China is looked at as a very lucrative and untapped poker market. But the chances of tapping this market are about as good as my chances of tapping Kate Upton after Chinese National Police raided the APPT Nanjing Millions tournament.
Staged in Nanjing, an Eastern Chinese city with 3.6 million residents, this tourney was expected to go off without a hitch like any other live PokerStars event. And at first, this looked to be the case since over 2,300 players entered the APPT Nanjing Millions. But that was until authorities showed up to the Wutaishan Sports Center and shut down the event. As World Gaming Magazine reported through their Facebook page, authorities hung a sign on the door that read:
“Due to the APPT Nanjing Millions tournament being suspected of illegal gambling, the police are now investigating and the event is being ceased. All related staff should go and register at the designated location and co-operate with the police for the investigation.”
There’s still a lot of mystery surrounding the crackdown, and a clear-cut answer has yet to be given for shutting the event down (beyond illegal gambling). But whatever the case may be, this definitely isn’t good for any ambitions surrounding the Chinese poker dream.

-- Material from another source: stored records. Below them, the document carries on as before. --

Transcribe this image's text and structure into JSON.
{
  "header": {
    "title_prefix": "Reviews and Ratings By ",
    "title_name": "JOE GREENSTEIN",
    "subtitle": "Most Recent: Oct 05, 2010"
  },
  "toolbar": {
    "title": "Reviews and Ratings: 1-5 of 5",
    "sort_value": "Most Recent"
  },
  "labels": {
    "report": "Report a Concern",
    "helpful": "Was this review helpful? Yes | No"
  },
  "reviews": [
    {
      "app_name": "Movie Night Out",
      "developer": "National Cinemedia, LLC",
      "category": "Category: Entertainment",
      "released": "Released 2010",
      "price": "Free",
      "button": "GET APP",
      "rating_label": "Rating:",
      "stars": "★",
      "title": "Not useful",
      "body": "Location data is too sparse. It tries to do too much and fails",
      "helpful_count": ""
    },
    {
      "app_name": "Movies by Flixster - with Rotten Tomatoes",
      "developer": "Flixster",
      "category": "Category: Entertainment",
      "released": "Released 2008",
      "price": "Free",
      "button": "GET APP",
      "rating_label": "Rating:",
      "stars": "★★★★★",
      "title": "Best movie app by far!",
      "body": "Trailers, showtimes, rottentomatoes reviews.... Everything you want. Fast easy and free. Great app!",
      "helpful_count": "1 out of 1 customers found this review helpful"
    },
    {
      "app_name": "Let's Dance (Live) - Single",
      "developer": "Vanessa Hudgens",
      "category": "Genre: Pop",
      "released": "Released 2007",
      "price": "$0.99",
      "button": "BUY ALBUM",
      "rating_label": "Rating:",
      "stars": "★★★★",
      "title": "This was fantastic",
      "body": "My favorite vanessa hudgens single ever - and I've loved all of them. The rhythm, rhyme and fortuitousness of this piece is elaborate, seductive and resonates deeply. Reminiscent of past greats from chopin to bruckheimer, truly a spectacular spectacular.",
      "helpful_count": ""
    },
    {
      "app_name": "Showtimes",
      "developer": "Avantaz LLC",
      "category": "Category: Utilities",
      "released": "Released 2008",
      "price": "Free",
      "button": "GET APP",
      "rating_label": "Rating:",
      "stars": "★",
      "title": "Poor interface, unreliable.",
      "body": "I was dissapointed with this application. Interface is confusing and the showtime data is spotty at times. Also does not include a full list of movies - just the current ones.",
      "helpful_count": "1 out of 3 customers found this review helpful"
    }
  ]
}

For the past few years, both players and poker operators have been looking to China as a country that could stimulate major growth in the game. However, China is currently in the midst of a crackdown on both gambling and political corruption. And it looks like their government officials aren’t buying the whole poker-is-a-skill-game argument that’s been flaunted in the U.S. so many times. Long story short, legal online poker in China may follow the same timeline as the invention of the hover car.